DIRECTIONS: Find every line below with the string "share" and pick it out.
━━━
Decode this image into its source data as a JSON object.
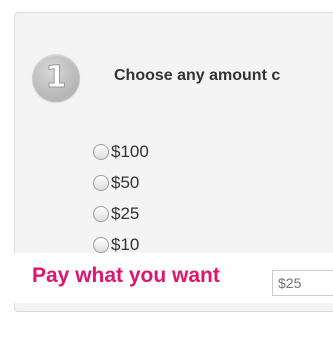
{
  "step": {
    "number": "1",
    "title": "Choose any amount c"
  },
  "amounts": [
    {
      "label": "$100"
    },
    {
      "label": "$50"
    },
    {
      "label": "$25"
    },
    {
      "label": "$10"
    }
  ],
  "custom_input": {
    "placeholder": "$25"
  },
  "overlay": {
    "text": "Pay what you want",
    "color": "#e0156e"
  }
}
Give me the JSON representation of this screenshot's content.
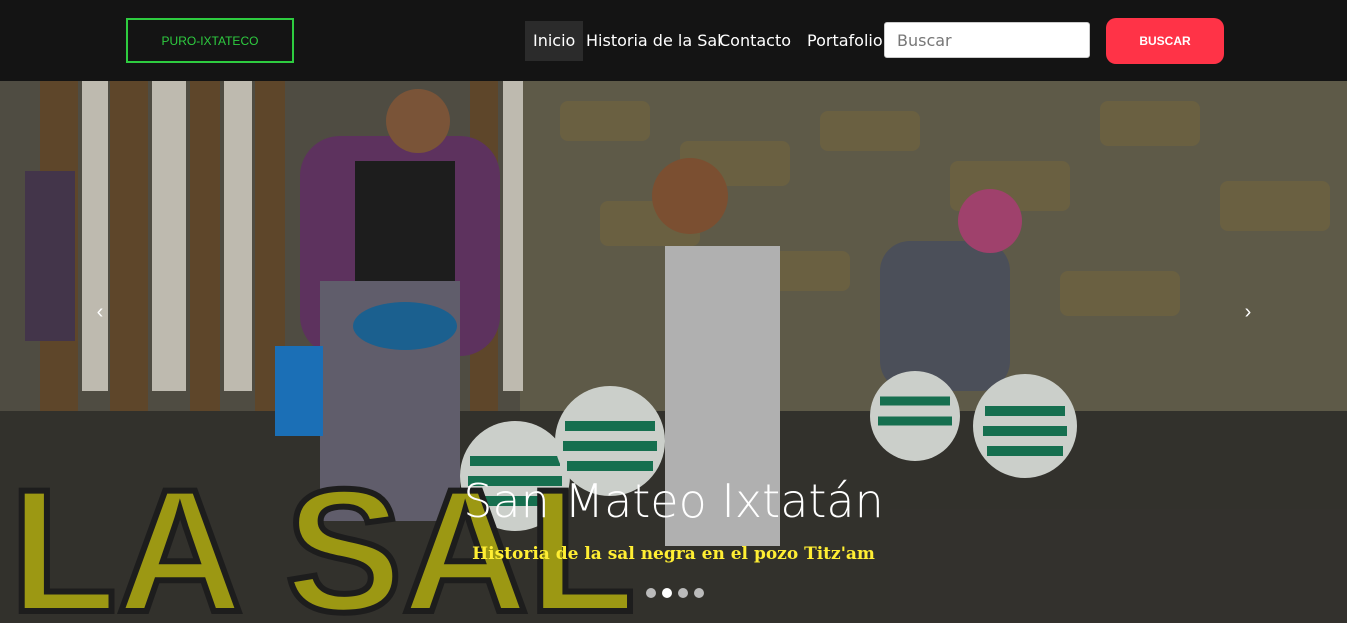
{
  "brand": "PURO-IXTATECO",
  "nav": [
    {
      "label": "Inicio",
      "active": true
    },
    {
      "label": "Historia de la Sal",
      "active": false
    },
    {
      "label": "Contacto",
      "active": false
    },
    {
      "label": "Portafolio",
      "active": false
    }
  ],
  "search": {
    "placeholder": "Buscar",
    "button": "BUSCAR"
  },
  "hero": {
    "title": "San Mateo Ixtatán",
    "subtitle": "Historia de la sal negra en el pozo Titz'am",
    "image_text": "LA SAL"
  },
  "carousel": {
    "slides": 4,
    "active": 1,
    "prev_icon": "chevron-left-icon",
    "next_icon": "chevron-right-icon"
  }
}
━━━
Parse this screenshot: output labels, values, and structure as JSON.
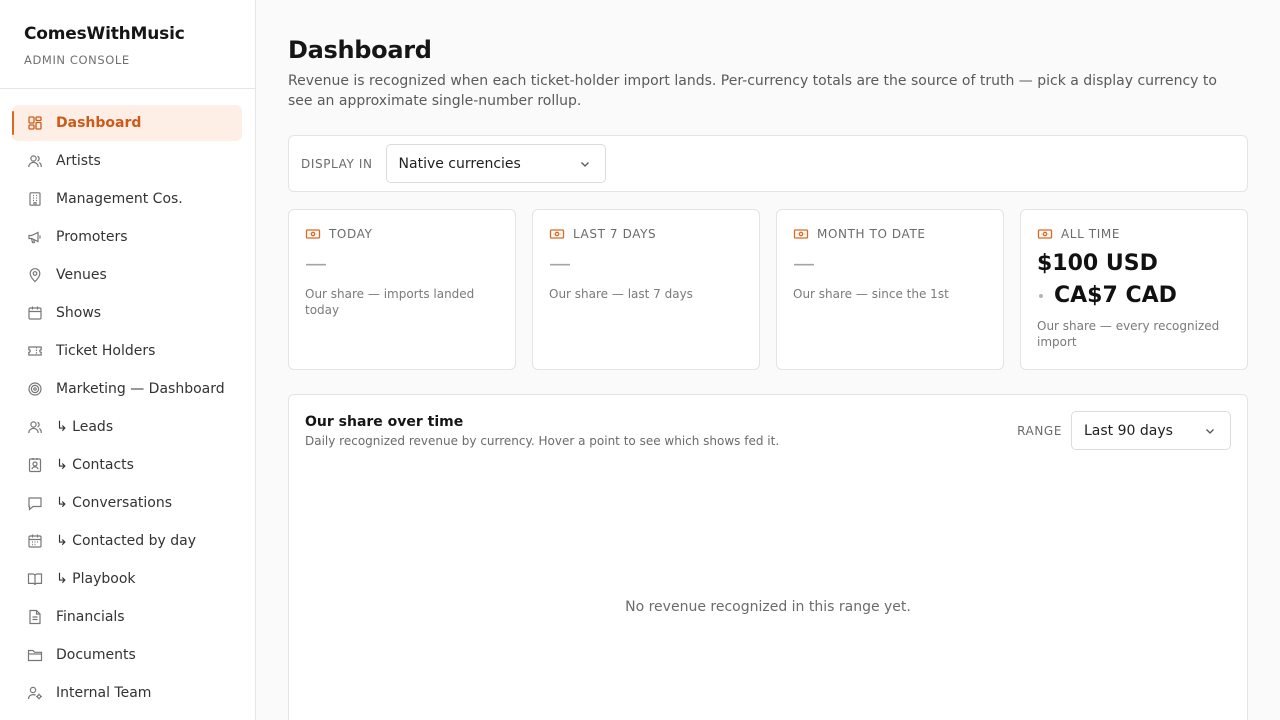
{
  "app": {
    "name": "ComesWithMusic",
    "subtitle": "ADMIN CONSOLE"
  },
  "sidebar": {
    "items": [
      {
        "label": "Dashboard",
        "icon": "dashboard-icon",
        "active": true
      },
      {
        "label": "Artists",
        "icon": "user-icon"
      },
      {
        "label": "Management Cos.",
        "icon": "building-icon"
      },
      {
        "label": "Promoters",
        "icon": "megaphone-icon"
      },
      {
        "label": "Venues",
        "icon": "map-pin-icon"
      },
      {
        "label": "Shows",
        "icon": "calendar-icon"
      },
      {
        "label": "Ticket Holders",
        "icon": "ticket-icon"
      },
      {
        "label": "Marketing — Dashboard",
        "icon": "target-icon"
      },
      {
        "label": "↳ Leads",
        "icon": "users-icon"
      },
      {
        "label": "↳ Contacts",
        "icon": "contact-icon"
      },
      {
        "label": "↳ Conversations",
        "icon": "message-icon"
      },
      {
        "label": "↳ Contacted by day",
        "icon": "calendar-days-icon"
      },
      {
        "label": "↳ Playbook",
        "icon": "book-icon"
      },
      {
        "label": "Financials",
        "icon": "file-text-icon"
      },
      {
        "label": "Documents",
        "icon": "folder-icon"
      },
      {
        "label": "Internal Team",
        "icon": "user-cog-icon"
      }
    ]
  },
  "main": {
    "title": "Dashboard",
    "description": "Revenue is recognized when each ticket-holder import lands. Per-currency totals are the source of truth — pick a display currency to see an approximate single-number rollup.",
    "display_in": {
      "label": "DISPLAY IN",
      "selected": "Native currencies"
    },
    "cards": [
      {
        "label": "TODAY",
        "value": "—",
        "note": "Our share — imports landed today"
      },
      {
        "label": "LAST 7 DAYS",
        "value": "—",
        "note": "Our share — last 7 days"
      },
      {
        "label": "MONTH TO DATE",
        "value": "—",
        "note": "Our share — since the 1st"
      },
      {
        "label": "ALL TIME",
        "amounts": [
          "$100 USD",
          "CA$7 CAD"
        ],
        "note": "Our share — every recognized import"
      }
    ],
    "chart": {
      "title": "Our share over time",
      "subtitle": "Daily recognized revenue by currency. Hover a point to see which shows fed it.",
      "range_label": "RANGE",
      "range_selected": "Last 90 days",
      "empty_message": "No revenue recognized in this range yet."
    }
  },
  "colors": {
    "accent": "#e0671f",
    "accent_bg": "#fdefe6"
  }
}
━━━
SOLUTION FOR THIS TASK:
        "note": "Our share — imports landed today"
        "note": "Our share — last 7 days"
        "note": "Our share — since the 1st"
        "note": "Our share — every recognized import"
      "title": "Our share over time",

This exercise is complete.